      The political pages continue to turn in The Vehicle City.

      It??s day two of Mike Brown's second tenure as emergency financial manager of Flint. He's vowing to work with the city council as the city transitions back to a council-mayor format. But some council members aren't sticking around to see it.

      The third time is a charm for Mike Brown.

      ??I hope so,?? says Brown.

      He??s served as temporary mayor and emergency financial manager before but he says, it's different this time around.

      ??We believe we're on a path towards solvency and so how do you sustain that path and how do you think about the transition back to mayor and council?,?? says Brown.

      Some city council members aren't waiting for the transition.

      ??It's just frustrating that council doesn't have more influence at the moment,?? says Dale Weighill, who represents Flint??s 7th ward. He??s not running for re-election.

      Weighill is umping ship just as Brown's tenure sets sail. He says council has no say.

      ??I would appreciate more transparency. That's one thing that he pledged when he (Mike Brown) came in December of 2011 and I??d like to see him work on that,?? says Weighill.

      A.C. Dumas agrees with Weighill.

      ??They (city council) have no say. They're saying everything, but really they have no say,?? says Dumas. He??s just one of 27 contenders vying for a city council seat.

      Mayor Dayne Walling says the long roster proves Flint neighbors want their power back...

      ??We want our elected officials back in control. The city council election highlights that citizens want to elect their representatives and be a part of this democracy,?? says Walling.

      But Brown says there's still work to do to keep the ship from sinking back into a sea of debt.

      ??There are a lot of things that we can point to that are positive and we have to keep building on that,?? says Brown.
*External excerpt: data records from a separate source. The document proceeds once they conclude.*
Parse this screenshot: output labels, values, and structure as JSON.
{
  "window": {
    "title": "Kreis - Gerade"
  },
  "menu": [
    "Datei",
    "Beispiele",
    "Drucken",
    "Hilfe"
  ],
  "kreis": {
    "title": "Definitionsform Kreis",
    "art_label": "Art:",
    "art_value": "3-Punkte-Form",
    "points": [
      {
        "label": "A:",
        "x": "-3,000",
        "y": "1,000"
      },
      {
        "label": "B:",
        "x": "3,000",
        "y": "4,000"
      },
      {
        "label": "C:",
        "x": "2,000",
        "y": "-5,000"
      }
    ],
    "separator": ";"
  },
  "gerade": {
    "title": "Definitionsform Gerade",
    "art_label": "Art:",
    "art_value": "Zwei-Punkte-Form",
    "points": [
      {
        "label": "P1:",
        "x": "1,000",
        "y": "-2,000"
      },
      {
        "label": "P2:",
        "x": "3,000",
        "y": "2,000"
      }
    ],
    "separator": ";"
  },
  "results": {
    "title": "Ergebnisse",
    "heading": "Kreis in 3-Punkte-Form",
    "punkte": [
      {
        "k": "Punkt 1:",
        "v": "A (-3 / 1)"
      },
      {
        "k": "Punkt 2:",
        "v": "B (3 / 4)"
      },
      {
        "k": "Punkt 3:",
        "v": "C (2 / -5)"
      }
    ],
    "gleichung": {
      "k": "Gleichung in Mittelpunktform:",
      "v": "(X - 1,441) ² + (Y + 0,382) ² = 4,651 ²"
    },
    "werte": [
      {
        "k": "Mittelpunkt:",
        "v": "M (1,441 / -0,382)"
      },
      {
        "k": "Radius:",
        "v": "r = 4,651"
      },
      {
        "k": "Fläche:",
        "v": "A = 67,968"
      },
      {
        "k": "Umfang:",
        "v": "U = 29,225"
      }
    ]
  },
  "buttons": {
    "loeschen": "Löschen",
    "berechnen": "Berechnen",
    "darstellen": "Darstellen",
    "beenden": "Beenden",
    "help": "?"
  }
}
      Brown says he wants to continue to build partnerships with the county. Right now, the county runs the city jail. Brown points to that venture as way to keep the city afloat. Some council hopefuls say that's not enough.